A local woman in Australia stumbles upon a mysterious weird blue sea creature on the beach, wiggling around.
She snapped a photo of it found on Braodbent Beach, and posted it to Facebook to find out what it was.
Glaucus atlanticus (common names include the sea swallow, blue angel, blue glaucus, blue dragon, blue sea slug and blue ocean slug) is a species of small, bluesea slug, a pelagic aeolid nudibranch, a shell-less gastropod mollusk in the family Glaucidae.
These sea slugs are pelagic: they float upside down on the surface tension of the water, where they are carried along by the winds and ocean currents. Glaucus atlanticusis camouflaged: the blue side of their body faces upwards, blending in with the blue of the water.
The silver/grey side of the sea slugs faces downwards, blending in with the silvery surface of the sea.
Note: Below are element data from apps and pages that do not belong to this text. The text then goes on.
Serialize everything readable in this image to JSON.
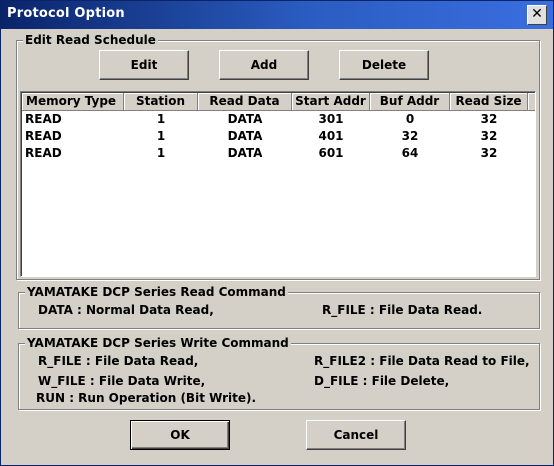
{
  "window": {
    "title": "Protocol Option",
    "close_glyph": "✕"
  },
  "schedule": {
    "group_title": "Edit Read Schedule",
    "edit_label": "Edit",
    "add_label": "Add",
    "delete_label": "Delete",
    "columns": [
      "Memory Type",
      "Station",
      "Read Data",
      "Start Addr",
      "Buf Addr",
      "Read Size"
    ],
    "rows": [
      [
        "READ",
        "1",
        "DATA",
        "301",
        "0",
        "32"
      ],
      [
        "READ",
        "1",
        "DATA",
        "401",
        "32",
        "32"
      ],
      [
        "READ",
        "1",
        "DATA",
        "601",
        "64",
        "32"
      ]
    ]
  },
  "read_cmd": {
    "title": "YAMATAKE DCP Series Read Command",
    "data_desc": "DATA : Normal Data Read,",
    "rfile_desc": "R_FILE : File Data Read."
  },
  "write_cmd": {
    "title": "YAMATAKE DCP Series Write Command",
    "rfile_desc": "R_FILE : File Data Read,",
    "rfile2_desc": "R_FILE2 : File Data Read to File,",
    "wfile_desc": "W_FILE : File Data Write,",
    "dfile_desc": "D_FILE : File Delete,",
    "run_desc": "RUN : Run Operation (Bit Write)."
  },
  "footer": {
    "ok_label": "OK",
    "cancel_label": "Cancel"
  }
}
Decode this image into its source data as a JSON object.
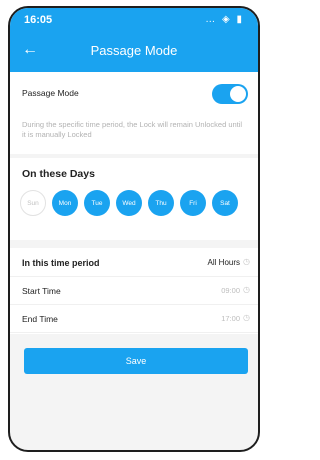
{
  "status": {
    "time": "16:05",
    "icons": "•• ◔ ▮"
  },
  "header": {
    "back_icon": "arrow-left-icon",
    "title": "Passage Mode"
  },
  "passage": {
    "label": "Passage Mode",
    "enabled": true,
    "description": "During the specific time period, the Lock will remain Unlocked until it is manually Locked"
  },
  "days": {
    "title": "On these Days",
    "items": [
      {
        "label": "Sun",
        "selected": false
      },
      {
        "label": "Mon",
        "selected": true
      },
      {
        "label": "Tue",
        "selected": true
      },
      {
        "label": "Wed",
        "selected": true
      },
      {
        "label": "Thu",
        "selected": true
      },
      {
        "label": "Fri",
        "selected": true
      },
      {
        "label": "Sat",
        "selected": true
      }
    ]
  },
  "time_period": {
    "label": "In this time period",
    "value": "All Hours",
    "start_label": "Start Time",
    "start_value": "09:00",
    "end_label": "End Time",
    "end_value": "17:00"
  },
  "save_label": "Save",
  "colors": {
    "accent": "#1aa3f0",
    "background": "#f4f4f4"
  }
}
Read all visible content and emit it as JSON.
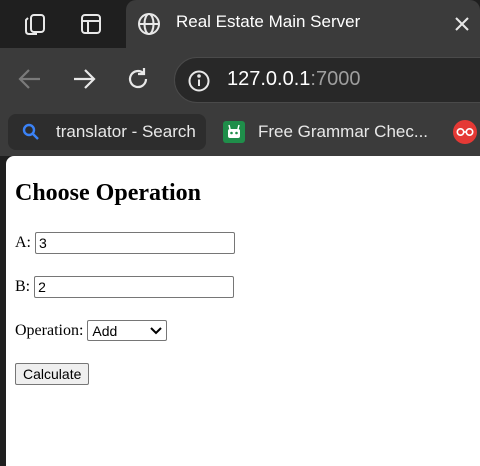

Glaucus atlanticus feeds on other pelagic creatures, including the venomous cnidarian, the Portuguese man o’ war.
This sea slug stores stinging nematocysts from the cnidarian within its own tissues as defense against predation. Humans handling the slug may receive a very painful and potentially dangerous sting.